• PROBLEM: Among the lines of the data below, count those that hold the word "structured". Answer with the number alone.

┌─ DATA LISTING

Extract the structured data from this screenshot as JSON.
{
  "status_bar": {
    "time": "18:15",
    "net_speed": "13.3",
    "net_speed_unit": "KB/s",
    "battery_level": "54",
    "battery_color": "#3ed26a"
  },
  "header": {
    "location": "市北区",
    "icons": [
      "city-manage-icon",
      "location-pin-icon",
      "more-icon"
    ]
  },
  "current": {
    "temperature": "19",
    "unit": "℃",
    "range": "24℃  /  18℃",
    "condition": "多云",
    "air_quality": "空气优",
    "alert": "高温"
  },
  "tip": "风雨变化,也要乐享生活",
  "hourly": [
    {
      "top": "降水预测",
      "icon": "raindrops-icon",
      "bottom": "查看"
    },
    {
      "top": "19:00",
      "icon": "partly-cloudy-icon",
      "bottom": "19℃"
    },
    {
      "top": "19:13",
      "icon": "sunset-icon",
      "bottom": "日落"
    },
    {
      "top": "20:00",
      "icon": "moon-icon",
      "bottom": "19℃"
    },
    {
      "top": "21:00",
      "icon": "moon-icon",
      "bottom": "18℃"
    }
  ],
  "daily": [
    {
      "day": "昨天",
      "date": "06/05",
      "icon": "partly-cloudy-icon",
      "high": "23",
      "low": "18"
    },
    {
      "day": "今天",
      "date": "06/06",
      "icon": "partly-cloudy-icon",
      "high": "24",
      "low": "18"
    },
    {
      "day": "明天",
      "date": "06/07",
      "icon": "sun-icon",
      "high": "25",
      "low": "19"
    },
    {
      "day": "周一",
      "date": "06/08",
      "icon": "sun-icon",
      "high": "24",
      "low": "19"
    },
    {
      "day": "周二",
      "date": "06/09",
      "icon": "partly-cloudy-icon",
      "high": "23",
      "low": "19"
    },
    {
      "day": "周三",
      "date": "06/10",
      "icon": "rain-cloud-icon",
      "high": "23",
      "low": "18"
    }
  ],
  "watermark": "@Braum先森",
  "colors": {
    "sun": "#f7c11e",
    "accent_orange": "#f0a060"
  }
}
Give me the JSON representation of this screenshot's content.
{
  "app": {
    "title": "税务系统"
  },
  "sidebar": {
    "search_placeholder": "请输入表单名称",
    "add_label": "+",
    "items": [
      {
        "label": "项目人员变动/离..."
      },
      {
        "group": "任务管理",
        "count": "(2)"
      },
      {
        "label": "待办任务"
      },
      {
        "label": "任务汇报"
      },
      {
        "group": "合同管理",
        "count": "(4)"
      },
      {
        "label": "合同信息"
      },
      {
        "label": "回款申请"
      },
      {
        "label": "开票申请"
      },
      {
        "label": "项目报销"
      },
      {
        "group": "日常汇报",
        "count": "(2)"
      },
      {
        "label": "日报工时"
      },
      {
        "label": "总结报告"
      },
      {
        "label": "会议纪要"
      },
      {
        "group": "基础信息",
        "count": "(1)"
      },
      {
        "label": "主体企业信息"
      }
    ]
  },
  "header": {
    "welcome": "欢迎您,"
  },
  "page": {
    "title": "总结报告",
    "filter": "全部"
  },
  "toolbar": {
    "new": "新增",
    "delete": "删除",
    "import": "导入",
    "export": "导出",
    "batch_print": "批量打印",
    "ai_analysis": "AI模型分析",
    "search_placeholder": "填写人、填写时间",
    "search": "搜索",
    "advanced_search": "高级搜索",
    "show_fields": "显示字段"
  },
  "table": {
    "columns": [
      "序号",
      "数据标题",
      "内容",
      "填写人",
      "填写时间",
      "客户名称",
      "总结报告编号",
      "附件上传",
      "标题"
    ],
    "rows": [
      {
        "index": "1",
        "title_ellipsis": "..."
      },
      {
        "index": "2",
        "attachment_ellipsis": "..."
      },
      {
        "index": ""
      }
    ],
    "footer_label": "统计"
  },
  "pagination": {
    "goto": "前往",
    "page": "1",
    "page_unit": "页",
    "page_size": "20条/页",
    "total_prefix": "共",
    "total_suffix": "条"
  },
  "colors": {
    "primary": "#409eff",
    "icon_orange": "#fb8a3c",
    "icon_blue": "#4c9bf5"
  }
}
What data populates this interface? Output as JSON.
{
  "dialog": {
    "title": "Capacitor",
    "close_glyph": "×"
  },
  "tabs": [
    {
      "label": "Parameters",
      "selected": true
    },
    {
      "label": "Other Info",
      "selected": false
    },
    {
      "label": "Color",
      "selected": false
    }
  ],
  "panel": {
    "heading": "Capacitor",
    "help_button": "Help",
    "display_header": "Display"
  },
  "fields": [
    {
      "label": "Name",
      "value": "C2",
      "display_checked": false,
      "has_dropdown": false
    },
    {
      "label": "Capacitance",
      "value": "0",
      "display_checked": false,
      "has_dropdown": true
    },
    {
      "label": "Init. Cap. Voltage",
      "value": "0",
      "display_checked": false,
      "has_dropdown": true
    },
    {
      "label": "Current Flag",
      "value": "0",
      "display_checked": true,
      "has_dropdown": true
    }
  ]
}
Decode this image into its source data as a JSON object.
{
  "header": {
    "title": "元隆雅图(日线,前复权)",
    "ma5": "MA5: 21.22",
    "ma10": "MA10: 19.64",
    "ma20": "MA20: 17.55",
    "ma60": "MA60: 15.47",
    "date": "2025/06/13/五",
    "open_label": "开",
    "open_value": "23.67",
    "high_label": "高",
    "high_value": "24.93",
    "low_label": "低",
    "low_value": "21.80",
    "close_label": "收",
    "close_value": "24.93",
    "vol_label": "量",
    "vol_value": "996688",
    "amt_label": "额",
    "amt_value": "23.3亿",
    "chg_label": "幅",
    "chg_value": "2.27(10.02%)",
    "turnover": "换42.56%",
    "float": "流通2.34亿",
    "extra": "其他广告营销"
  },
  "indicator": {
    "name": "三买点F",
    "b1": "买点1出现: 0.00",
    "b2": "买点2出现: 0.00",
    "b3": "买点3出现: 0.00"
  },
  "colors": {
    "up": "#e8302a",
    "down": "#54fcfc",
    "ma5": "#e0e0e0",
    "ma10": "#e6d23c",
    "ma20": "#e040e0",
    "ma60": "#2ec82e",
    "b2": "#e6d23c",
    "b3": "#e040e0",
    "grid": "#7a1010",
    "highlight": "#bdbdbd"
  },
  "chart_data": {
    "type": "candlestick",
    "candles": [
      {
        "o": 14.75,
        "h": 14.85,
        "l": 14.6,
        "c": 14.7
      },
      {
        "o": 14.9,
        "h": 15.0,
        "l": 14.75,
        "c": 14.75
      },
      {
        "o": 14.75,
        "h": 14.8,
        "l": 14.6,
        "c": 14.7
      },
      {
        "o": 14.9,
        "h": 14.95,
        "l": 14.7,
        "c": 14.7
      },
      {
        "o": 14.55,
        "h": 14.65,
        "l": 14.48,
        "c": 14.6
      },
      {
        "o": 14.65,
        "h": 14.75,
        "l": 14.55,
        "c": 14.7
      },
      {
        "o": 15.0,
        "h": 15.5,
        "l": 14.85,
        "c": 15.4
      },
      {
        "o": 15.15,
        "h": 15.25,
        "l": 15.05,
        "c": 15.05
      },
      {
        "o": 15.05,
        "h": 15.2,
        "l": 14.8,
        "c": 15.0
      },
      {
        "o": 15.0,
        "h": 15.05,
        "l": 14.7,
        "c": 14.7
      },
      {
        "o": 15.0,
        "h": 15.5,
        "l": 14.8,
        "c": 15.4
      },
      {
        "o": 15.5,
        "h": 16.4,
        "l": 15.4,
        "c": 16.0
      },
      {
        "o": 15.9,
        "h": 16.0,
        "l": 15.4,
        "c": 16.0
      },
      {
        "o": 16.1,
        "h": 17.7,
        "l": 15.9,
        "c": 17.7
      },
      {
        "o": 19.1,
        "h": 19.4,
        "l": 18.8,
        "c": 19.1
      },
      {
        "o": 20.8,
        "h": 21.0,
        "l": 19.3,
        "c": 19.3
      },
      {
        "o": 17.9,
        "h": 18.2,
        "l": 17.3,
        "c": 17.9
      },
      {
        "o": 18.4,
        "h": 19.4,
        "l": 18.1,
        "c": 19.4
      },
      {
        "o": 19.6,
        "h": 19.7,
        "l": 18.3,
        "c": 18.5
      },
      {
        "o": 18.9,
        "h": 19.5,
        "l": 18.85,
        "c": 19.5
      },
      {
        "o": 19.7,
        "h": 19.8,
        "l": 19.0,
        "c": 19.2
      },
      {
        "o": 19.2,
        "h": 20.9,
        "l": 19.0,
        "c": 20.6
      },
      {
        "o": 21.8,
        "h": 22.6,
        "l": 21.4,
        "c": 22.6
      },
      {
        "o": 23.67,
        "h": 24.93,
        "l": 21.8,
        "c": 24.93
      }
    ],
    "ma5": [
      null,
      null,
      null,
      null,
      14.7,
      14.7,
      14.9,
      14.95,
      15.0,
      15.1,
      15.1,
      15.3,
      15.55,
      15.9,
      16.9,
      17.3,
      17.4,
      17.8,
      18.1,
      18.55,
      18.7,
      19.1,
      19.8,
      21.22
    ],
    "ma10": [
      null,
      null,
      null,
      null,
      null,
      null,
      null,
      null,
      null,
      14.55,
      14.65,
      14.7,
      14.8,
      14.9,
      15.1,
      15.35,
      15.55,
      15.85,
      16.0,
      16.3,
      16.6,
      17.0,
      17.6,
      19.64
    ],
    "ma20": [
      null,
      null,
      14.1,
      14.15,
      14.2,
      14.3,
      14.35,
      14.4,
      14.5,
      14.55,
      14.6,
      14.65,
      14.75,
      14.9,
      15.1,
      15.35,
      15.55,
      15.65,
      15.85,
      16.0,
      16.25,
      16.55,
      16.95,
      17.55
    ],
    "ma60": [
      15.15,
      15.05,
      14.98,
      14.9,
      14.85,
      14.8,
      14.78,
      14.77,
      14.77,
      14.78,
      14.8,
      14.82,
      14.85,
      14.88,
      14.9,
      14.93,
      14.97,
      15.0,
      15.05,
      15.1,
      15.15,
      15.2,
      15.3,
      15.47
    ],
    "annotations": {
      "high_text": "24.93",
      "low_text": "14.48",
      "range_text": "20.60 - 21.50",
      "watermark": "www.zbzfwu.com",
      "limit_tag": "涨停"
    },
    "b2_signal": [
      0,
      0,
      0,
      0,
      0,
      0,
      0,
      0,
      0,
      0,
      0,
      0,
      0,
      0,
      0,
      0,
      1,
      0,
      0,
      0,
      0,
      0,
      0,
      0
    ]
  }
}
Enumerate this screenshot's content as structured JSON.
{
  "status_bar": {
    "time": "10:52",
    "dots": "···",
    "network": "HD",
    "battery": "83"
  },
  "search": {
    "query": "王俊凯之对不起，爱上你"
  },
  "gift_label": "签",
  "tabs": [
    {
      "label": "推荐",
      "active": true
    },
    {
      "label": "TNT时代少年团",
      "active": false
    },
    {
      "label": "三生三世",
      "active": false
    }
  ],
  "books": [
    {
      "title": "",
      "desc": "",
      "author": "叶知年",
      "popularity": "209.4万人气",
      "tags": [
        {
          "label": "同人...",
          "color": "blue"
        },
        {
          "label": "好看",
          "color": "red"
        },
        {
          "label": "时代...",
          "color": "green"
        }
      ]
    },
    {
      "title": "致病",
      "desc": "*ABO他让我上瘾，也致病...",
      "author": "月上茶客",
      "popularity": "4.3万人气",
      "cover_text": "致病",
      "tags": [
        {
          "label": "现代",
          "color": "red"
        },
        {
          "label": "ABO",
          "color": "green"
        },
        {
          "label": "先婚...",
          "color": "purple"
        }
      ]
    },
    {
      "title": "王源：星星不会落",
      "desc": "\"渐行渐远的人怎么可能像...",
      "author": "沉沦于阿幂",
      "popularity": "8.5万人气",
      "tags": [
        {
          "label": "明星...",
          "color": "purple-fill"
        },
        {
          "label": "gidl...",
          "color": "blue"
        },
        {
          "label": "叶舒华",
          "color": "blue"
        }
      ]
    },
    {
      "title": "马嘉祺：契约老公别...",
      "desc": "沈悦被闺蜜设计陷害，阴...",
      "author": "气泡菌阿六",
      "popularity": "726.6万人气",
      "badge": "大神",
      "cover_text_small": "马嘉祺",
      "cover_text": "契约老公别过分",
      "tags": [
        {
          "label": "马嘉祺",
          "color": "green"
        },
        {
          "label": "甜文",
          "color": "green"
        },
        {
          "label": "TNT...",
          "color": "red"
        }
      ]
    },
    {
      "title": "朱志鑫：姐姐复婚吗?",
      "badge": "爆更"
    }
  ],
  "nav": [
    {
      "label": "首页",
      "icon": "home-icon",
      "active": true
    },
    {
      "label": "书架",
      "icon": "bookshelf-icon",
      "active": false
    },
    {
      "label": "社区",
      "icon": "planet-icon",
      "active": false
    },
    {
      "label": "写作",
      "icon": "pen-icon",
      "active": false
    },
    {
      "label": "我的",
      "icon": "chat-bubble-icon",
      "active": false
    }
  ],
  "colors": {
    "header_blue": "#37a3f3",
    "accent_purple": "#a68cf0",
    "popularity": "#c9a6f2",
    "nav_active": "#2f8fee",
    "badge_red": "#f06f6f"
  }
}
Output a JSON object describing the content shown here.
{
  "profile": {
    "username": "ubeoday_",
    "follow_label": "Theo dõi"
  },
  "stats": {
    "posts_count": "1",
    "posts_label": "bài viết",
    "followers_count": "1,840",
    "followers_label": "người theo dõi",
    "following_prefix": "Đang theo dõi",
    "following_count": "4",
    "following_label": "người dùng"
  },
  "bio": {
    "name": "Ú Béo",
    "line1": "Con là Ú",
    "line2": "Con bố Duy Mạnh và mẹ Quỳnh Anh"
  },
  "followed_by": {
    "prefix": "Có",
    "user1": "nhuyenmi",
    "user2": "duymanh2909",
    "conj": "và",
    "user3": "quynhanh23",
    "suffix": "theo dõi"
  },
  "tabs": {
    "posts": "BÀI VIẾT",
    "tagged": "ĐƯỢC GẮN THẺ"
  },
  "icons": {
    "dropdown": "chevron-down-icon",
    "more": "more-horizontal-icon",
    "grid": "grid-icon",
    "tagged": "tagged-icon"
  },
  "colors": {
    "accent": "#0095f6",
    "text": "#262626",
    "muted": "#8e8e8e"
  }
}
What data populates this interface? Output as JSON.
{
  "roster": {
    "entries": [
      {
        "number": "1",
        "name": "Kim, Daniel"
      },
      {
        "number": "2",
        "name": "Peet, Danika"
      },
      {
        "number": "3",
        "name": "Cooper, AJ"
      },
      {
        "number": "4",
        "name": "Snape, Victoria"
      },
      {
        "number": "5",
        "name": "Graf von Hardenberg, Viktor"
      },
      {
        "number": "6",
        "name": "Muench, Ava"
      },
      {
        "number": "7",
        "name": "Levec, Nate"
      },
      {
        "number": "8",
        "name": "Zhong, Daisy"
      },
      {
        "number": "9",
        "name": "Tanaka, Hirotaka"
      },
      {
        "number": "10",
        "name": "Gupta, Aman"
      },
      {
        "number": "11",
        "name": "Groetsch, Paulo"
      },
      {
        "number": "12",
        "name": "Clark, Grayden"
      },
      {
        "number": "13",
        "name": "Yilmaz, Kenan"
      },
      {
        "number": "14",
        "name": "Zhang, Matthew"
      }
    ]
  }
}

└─

• TASK SOLUTION: 2